One speaker, Luz Gallegos, shared her experiences and conversations as someone who works closely with farmworker communities. Gallegos is the Executive Director of TODEC, a community advocacy group. Gallegos founded TODEC in order to help fellow recent immigrants learn English, secure citizenship, and create new connections in their chosen community.
She shared that something she continues to see on the ground — not just recently, but throughout the years — is that the majority of farmworkers they have been engaging as part of their outreach are less and less qualified for Medi-Cal due to certain thresholds.
“That, for us, is very, very concerning because of all the advocacy that we have done through the years to really make sure that Medi-Cal expanded. And many of the farmworkers, they’re not gonna get covered because of their income,” Gallegos shared.
She went on to explain that farm workers live paycheck to paycheck and that they have to do what they need to do in order to keep their family and keep them housed.

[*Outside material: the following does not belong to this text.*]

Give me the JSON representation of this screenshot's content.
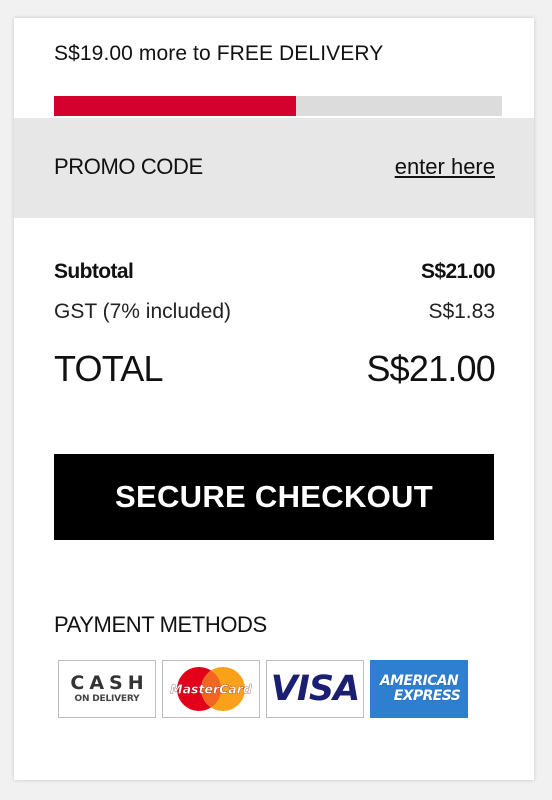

“Right now we have an opportunity to do more as a state. We have the moral opportunity,” said Gallegos.
Gallegos also shared the story of one of the farm workers in her community, Sida, a 44-year-old woman who fell ill during COVID and was taken to the hospital for the first time. During her hospital stay, Sida was diagnosed with ovarian cancer and when she tried enrolling in different programs, she was told that she was over the threshold.
“This is something that’s hurting our communities, and that’s going to continue hurting our communities. I don’t know what we need to do as a state, but even our community’s not thinking of prevention — they’re thinking of survival,” stated Gallegos. “For us, it’s very personal because we hear these stories on the ground every day.”
Even with the full implementation of Medi-Cal coverage for all undocumented farmworkers coming in 2024, 44 percent of California’s farmworkers will still be left without affordable coverage options.
Opening up Covered California, with subsidies, to undocumented Californians or expanding Medi-Cal income eligibility to at least 266 percent FPL would cover at least 73 percent of farmworkers.
One issue that was pointed out during the forum with the Medi-Cal eligibility threshold being so low is that even people who are still struggling and could never afford healthcare still don’t have access to it.
“We have lost so many lives and for us, it’s personal that we make sure that every farm worker, every undocumented immigrant that has been contributing to our state’s economy, get their fair share because they have not,” Gallegos said.